Treatment for hypothermia includes keeping the patient warm while seeking immediate medical attention. If the clothing is wet, it should be removed carefully. The patient should be warmed slowly, starting with the trunk of the body (not the extremities) by covering with warm blankets. If the person is unconscious and not breathing, someone who has been trained in cardiopulmonary resuscitation (CPR) should use this revival technique. Provide warm fluids (but not coffee or alcohol).
Trench foot is a painful disorder of the foot involving damage to the skin, nerves, and muscle that is caused by prolonged exposure to cold or dampness or by prolonged immersion in cold water. World War I soldiers fighting in the trenches developed this painful condition because they did not have access to clean, dry socks and boots.
One of the best ways to prevent cold-related injuries is to dress properly in cold, damp weather. Doing so requires wearing several layers of dry, loose-fitting clothing that allow perspiration to evaporate, and keeping gloves and socks dry. People in the cold should also protect exposed flesh from the wind. Face masks, hoods, and ear muffs are helpful. Hats are important because up to 40 percent of the body's heat is lost through the head. In addition, consuming adequate amounts of food and fluid helps the body to generate heat.
Another important prevention rule is to listen to highway department advisories about driving during snowstorms, because getting caught in a stalled car in a snowstorm can easily lead to frostbite and hypothermia. Safety supplies to carry along on a car trip during severe cold weather include a small shovel and rock salt, a blanket, high-energy foods such as granola bars, and a coffee can with some candles and matches. A lighted candle propped inside a large can provides a good source of heat.

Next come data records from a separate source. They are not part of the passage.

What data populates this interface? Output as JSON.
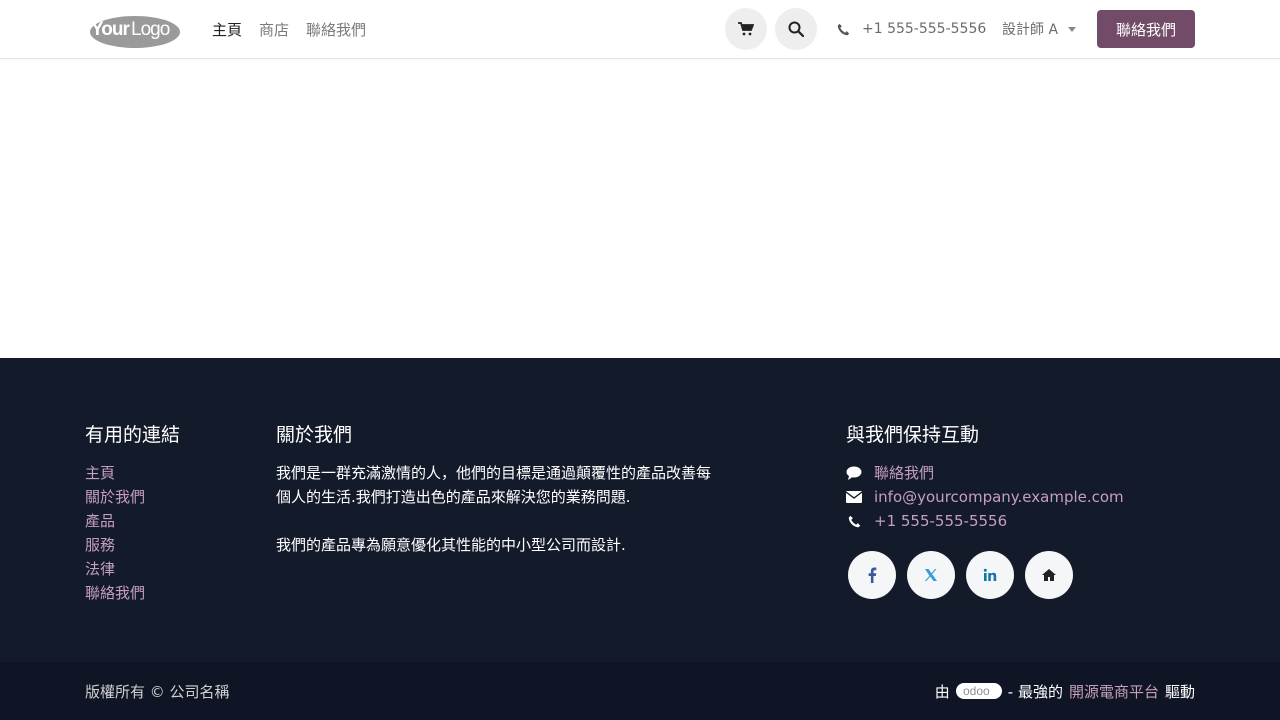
{
  "header": {
    "logo_text": "YourLogo",
    "nav": [
      {
        "label": "主頁",
        "active": true
      },
      {
        "label": "商店",
        "active": false
      },
      {
        "label": "聯絡我們",
        "active": false
      }
    ],
    "cart_icon": "cart-icon",
    "search_icon": "search-icon",
    "phone": "+1 555-555-5556",
    "user": "設計師 A",
    "cta_label": "聯絡我們"
  },
  "footer": {
    "links": {
      "title": "有用的連結",
      "items": [
        "主頁",
        "關於我們",
        "產品",
        "服務",
        "法律",
        "聯絡我們"
      ]
    },
    "about": {
      "title": "關於我們",
      "paragraph1": "我們是一群充滿激情的人，他們的目標是通過顛覆性的產品改善每個人的生活.我們打造出色的產品來解決您的業務問題.",
      "paragraph2": "我們的產品專為願意優化其性能的中小型公司而設計."
    },
    "contact": {
      "title": "與我們保持互動",
      "contact_label": "聯絡我們",
      "email": "info@yourcompany.example.com",
      "phone": "+1 555-555-5556",
      "social": [
        "facebook-icon",
        "x-twitter-icon",
        "linkedin-icon",
        "home-icon"
      ]
    }
  },
  "copyright": {
    "text": "版權所有 © 公司名稱",
    "by": "由",
    "brand": "odoo",
    "dash": "- 最強的",
    "platform": "開源電商平台",
    "powered": "驅動"
  },
  "colors": {
    "accent": "#714b67",
    "footer_bg": "#131a2a",
    "link": "#c59fbd"
  }
}
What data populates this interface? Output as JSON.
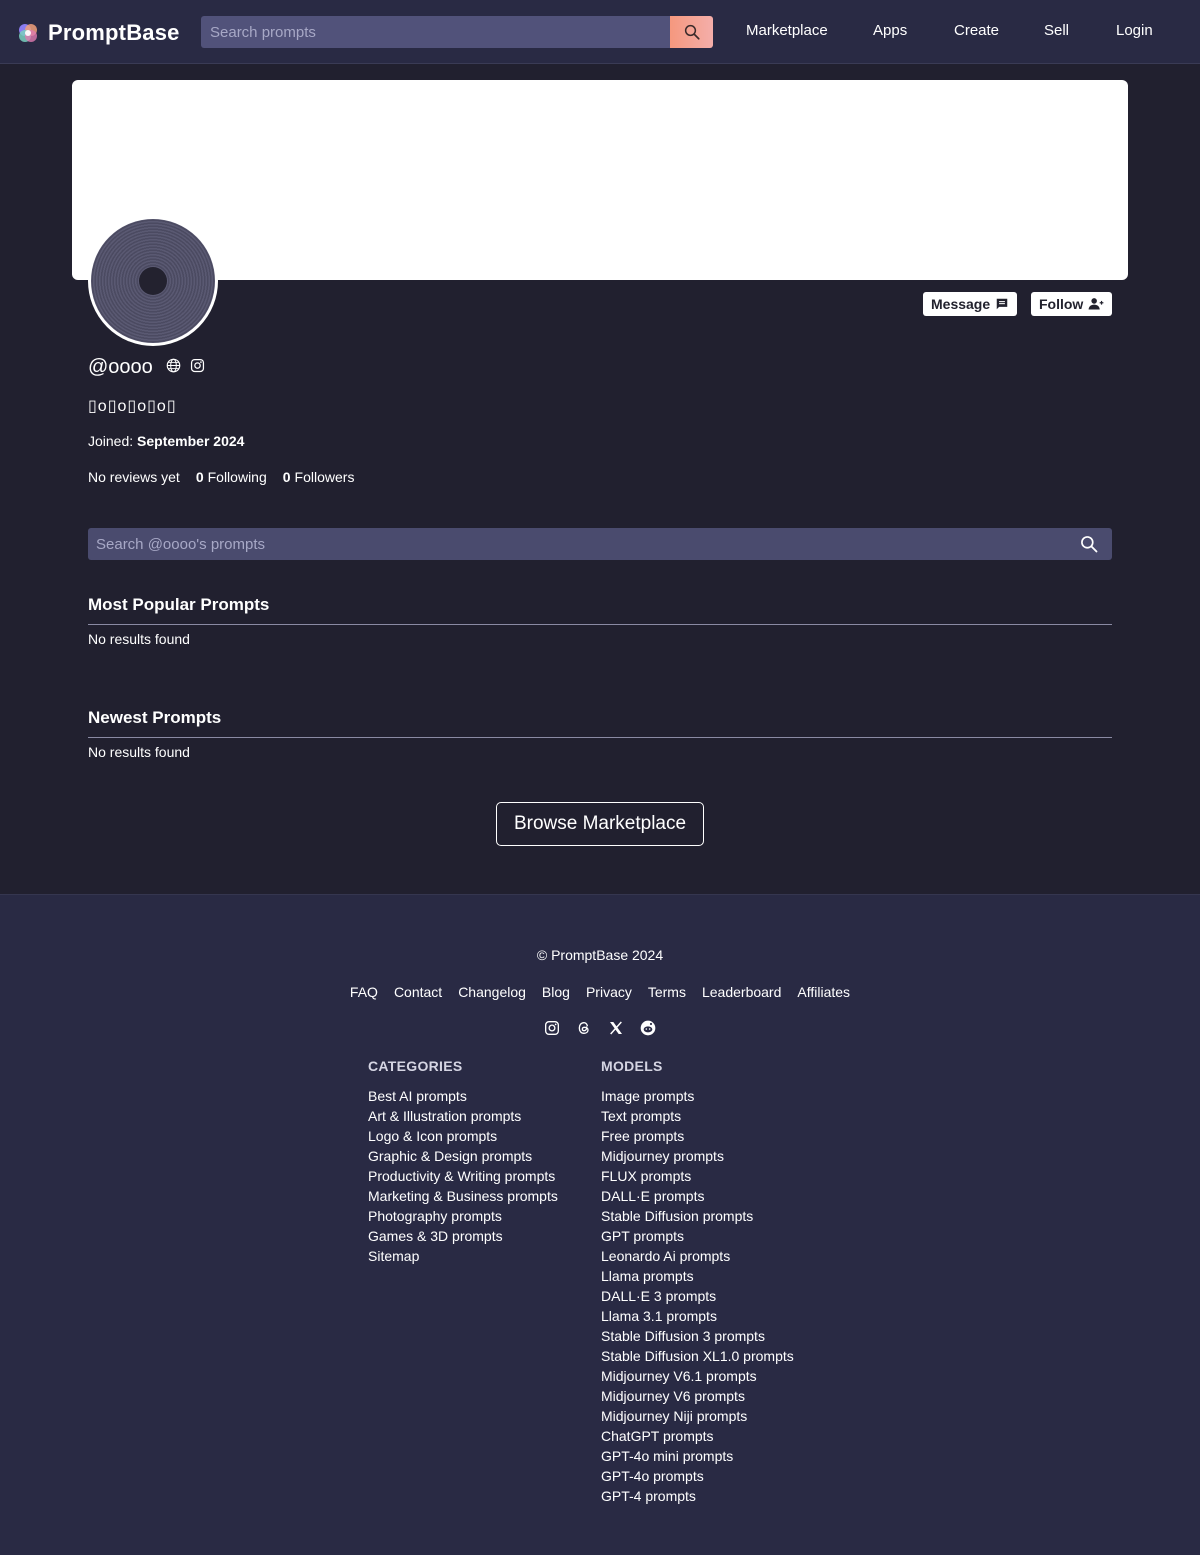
{
  "header": {
    "logo_text": "PromptBase",
    "search_placeholder": "Search prompts",
    "nav": [
      {
        "label": "Marketplace"
      },
      {
        "label": "Apps"
      },
      {
        "label": "Create"
      },
      {
        "label": "Sell"
      },
      {
        "label": "Login"
      }
    ]
  },
  "profile": {
    "username": "@oooo",
    "bio": "▯o▯o▯o▯o▯",
    "joined_label": "Joined:",
    "joined_value": "September 2024",
    "reviews": "No reviews yet",
    "following_count": "0",
    "following_label": "Following",
    "followers_count": "0",
    "followers_label": "Followers",
    "message_label": "Message",
    "follow_label": "Follow",
    "search_placeholder": "Search @oooo's prompts"
  },
  "sections": {
    "popular_title": "Most Popular Prompts",
    "popular_empty": "No results found",
    "newest_title": "Newest Prompts",
    "newest_empty": "No results found"
  },
  "browse_label": "Browse Marketplace",
  "footer": {
    "copyright": "© PromptBase 2024",
    "links": [
      "FAQ",
      "Contact",
      "Changelog",
      "Blog",
      "Privacy",
      "Terms",
      "Leaderboard",
      "Affiliates"
    ],
    "socials": [
      "instagram-icon",
      "threads-icon",
      "x-icon",
      "reddit-icon"
    ],
    "categories_title": "CATEGORIES",
    "categories": [
      "Best AI prompts",
      "Art & Illustration prompts",
      "Logo & Icon prompts",
      "Graphic & Design prompts",
      "Productivity & Writing prompts",
      "Marketing & Business prompts",
      "Photography prompts",
      "Games & 3D prompts",
      "Sitemap"
    ],
    "models_title": "MODELS",
    "models": [
      "Image prompts",
      "Text prompts",
      "Free prompts",
      "Midjourney prompts",
      "FLUX prompts",
      "DALL·E prompts",
      "Stable Diffusion prompts",
      "GPT prompts",
      "Leonardo Ai prompts",
      "Llama prompts",
      "DALL·E 3 prompts",
      "Llama 3.1 prompts",
      "Stable Diffusion 3 prompts",
      "Stable Diffusion XL1.0 prompts",
      "Midjourney V6.1 prompts",
      "Midjourney V6 prompts",
      "Midjourney Niji prompts",
      "ChatGPT prompts",
      "GPT-4o mini prompts",
      "GPT-4o prompts",
      "GPT-4 prompts"
    ]
  }
}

See also Gangrene • Heat-Related Injuries
American Academy of Orthopaedic Surgeons (AAOS). Wilderness First Aid: Emergency Care In Remote Locations. Burlington, MA: Jones and Bartlett, 2013.
Hubbard, James. Living Ready Pocket Manual—First Aid: Fundamentals for Survival. Iola, WI: Living Ready Pocket Manual, 2013.
Kappes, Bruno, William Mills, and James O'Malley. “Psychological and Psychophysiological Factors in Prevention and Treatment of Cold Injuries.” Alaska Medicine. 35, no. 1. Also available online at http://hosting.uaa.alaska.edu/afbmk/media/samplepublications/Psy_and_PsySoc_Factors_in_Prevent.PDF (accessed November 29, 2015).
International Mountain Bicycling Association. “Winter Cold Injuries.” IMBA.com . https://www.imba.com/resources/nmbp/winter-coldinjuries (accessed November 29, 2015).
Cleveland Clinic. 9500 Euclid Avenue, Cleveland, OH, 44195. Toll-free: 800-223-2273. Web site: http://my.clevelandclinic.org/healthy_living/sports/cold-related_injuries.aspx (accessed November 29, 2015).
Outdoor Action Program, Princeton University. 350 Alexander St., Princeton, NJ 08540. Telephone: 609-258-3552. Website: http://www.princeton.edu/~oa/safety/hypocold.shtml (accessed November 29, 2015).
* platelets (PLATE-lets) are tiny disk-shaped particles in the blood that play an important role in clotting.